TASK OBJECTIVE: Check each line of the entries for "Source" and report the ones that have it.
[MATERIAL FOR THIS TASK Boundary: Start]
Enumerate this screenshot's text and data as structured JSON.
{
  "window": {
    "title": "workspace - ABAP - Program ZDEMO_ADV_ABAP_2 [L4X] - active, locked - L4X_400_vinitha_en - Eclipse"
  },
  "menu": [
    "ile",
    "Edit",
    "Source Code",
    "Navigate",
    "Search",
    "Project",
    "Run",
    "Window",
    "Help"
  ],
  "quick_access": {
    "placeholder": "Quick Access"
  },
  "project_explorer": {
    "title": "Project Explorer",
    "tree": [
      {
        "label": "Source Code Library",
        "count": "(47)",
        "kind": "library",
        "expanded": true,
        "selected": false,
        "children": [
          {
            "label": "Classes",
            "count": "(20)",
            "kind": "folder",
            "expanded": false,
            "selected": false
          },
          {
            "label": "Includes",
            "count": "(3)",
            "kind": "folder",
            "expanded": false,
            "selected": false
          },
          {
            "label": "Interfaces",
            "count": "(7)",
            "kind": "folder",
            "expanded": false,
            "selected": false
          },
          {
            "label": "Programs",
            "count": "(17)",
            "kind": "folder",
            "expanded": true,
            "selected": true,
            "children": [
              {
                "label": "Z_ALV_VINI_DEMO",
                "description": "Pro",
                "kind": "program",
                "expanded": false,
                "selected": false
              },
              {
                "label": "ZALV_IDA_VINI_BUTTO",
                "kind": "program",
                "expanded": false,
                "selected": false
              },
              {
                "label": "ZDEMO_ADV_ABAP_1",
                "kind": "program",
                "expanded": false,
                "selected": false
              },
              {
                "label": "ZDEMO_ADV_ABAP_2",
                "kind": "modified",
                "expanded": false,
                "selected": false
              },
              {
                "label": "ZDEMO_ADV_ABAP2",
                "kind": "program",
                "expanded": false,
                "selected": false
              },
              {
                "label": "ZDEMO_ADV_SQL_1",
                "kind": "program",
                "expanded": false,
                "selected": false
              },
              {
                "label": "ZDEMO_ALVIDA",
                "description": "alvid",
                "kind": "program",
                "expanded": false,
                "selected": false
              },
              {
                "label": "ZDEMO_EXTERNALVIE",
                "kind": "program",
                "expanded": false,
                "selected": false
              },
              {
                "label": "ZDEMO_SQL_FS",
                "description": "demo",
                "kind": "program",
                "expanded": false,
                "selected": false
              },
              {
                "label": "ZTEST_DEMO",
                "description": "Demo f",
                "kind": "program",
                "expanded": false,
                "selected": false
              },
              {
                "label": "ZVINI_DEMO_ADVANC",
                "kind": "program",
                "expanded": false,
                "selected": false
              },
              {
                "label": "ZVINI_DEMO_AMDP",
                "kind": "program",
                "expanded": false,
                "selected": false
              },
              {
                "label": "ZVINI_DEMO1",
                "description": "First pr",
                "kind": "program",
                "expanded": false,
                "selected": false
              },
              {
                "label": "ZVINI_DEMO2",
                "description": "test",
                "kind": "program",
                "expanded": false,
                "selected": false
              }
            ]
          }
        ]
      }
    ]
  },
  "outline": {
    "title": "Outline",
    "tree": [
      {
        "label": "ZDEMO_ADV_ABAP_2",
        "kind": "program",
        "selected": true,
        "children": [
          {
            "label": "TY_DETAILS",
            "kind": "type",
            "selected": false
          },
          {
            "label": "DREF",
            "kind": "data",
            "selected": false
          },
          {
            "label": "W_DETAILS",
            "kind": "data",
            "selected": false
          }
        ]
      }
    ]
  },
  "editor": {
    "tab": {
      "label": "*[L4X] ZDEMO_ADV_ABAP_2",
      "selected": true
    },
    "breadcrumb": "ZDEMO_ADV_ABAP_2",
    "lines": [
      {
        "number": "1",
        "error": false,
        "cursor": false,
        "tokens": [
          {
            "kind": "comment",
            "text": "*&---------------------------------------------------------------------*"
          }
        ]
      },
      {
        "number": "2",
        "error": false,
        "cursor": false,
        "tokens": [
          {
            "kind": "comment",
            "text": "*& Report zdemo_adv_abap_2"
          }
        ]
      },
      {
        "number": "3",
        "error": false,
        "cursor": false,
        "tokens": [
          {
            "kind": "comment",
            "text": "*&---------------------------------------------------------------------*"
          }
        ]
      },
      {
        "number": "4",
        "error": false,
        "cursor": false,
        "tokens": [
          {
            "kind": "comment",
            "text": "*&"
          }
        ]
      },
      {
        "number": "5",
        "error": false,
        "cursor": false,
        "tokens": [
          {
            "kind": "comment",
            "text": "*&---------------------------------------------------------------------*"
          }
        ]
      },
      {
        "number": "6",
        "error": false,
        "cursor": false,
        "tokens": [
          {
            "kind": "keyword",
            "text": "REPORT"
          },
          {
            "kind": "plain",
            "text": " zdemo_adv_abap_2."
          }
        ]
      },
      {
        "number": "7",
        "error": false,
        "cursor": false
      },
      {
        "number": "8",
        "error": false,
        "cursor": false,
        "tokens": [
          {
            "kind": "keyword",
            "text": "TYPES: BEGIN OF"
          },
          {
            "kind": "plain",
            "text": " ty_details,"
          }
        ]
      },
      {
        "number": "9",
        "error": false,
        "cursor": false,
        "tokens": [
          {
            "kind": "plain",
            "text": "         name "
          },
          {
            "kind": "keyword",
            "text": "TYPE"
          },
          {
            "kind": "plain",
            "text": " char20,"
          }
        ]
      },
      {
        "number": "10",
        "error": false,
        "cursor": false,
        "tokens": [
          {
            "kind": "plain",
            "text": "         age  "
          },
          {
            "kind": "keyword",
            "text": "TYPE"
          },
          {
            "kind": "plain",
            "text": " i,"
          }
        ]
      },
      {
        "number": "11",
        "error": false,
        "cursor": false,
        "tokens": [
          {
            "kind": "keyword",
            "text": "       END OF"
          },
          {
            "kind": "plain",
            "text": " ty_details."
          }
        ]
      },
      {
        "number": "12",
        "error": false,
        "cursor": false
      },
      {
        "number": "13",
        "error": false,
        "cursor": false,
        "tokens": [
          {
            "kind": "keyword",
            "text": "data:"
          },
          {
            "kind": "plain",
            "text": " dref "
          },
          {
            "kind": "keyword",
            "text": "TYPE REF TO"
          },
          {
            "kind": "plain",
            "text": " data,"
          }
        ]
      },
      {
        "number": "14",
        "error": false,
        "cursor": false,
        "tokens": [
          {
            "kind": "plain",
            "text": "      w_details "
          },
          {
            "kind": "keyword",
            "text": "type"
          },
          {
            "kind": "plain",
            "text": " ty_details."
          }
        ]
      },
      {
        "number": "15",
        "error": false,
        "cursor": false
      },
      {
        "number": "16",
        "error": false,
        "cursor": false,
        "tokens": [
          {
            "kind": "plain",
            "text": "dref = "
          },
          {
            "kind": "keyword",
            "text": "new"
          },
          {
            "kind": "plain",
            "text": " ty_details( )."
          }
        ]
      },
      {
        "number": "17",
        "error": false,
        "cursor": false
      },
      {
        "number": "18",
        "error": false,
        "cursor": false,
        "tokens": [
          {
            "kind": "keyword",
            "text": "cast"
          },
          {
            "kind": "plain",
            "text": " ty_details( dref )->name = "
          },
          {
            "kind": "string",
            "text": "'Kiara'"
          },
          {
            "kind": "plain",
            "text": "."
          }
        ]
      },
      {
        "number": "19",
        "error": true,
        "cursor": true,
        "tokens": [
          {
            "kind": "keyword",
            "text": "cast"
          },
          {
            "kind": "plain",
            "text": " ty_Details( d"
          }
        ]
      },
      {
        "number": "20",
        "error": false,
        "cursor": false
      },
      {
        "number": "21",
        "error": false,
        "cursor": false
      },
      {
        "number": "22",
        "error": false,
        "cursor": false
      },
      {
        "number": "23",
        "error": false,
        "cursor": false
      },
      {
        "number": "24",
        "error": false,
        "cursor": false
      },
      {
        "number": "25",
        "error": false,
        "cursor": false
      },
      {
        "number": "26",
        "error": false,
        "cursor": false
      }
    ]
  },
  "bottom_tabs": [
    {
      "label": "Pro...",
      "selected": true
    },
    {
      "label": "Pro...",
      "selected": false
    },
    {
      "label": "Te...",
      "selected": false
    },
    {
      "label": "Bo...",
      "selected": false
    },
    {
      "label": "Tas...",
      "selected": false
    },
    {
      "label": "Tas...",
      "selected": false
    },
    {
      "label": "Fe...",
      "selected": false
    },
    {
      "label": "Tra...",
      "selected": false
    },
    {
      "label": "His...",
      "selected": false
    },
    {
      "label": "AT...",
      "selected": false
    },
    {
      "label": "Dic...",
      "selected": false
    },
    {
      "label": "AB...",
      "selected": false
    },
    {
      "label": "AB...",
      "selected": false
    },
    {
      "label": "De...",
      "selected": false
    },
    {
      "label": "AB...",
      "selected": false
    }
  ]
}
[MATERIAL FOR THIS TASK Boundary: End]
REPLY:
    "Source Code",
        "label": "Source Code Library",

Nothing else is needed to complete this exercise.